Director: Prasanna Vithanage
Country: Sri Lanka
Synopsis: When lonely, tortured pawnbroker Sarathsiri meets and marries the beautiful, enigmatic Selvi, he thinks he has finally found a way to put his past behind him. But a chance visit from an old friend opens up wounds that threaten to tear open the barely healing fabric of a mutilated nation coming to grips with the unspeakable cost of a thirty year civil war. Will love help them cross the bridge? Or will the past continue to colour the present? –Official site
Review: The ethnic divide that plunged Sri Lanka into a three decade long internal war has created indelible trauma in the two peoples’ psyche. A man from the majority Sinhala and a girl from the minority Tamil were used by the director to speak of this divide, this wound. In a sense, this is not a love story, but a hate story. A hate story of two peoples, divided in mind and body, in time and space, who struggle to be free of their past.
A beautifully nuanced plot is handled even more brilliantly by a seasoned director. The conflict between the past and present of the lead actors is an inspired metaphor for the Sinhala and Tamil peoples. The music is as haunting as Shyam Fernando’s (Sarathsiri) chocolaty voice. The lush greenish-blue village lends a post-war sleepy tone to the film. The camera seems to be in love with Selvi’s (newcomer Anjali Patil) beauty, as I was. We all talk about beauty, but to see it unfold is always magical. There are many who argue that beauty is subjective. But to glimpse heaven in a pair of eyes surely qualifies you in anyone’s list?

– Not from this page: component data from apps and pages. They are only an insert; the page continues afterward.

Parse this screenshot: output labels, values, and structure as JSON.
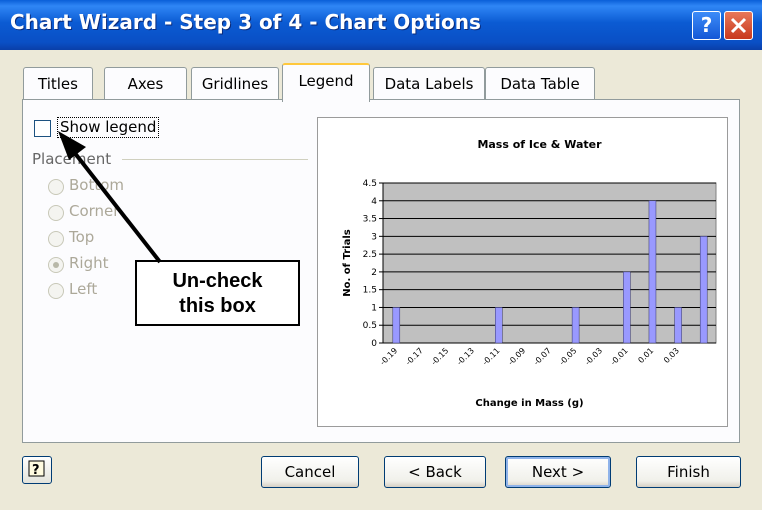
{
  "window": {
    "title": "Chart Wizard - Step 3 of 4 - Chart Options",
    "help_glyph": "?"
  },
  "tabs": [
    {
      "label": "Titles"
    },
    {
      "label": "Axes"
    },
    {
      "label": "Gridlines"
    },
    {
      "label": "Legend",
      "active": true
    },
    {
      "label": "Data Labels"
    },
    {
      "label": "Data Table"
    }
  ],
  "legend": {
    "show_legend_label": "Show legend",
    "show_legend_checked": false,
    "placement_label": "Placement",
    "options": [
      {
        "label": "Bottom",
        "selected": false
      },
      {
        "label": "Corner",
        "selected": false
      },
      {
        "label": "Top",
        "selected": false
      },
      {
        "label": "Right",
        "selected": true
      },
      {
        "label": "Left",
        "selected": false
      }
    ]
  },
  "callout": {
    "line1": "Un-check",
    "line2": "this box"
  },
  "chart_data": {
    "type": "bar",
    "title": "Mass of Ice & Water",
    "xlabel": "Change in Mass (g)",
    "ylabel": "No. of Trials",
    "ylim": [
      0,
      4.5
    ],
    "yticks": [
      "0",
      "0.5",
      "1",
      "1.5",
      "2",
      "2.5",
      "3",
      "3.5",
      "4",
      "4.5"
    ],
    "categories": [
      "-0.19",
      "-0.17",
      "-0.15",
      "-0.13",
      "-0.11",
      "-0.09",
      "-0.07",
      "-0.05",
      "-0.03",
      "-0.01",
      "0.01",
      "0.03"
    ],
    "values": [
      1,
      0,
      0,
      0,
      1,
      0,
      0,
      1,
      0,
      2,
      4,
      1,
      3
    ],
    "bar_color": "#9999ff",
    "plot_bg": "#c0c0c0",
    "grid": true
  },
  "footer": {
    "cancel": "Cancel",
    "back": "< Back",
    "next": "Next >",
    "finish": "Finish"
  }
}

When your ethnicity colours your values and actions, you are left with an urgent need to atone your errors. When you are victimised for being different, you seek revenge at any cost, even at the cost of happiness. You fall in love with the enemy. The lion sleeps with the lamb, but when they wake up, they are still predator and prey. Love, sometimes is just not enough.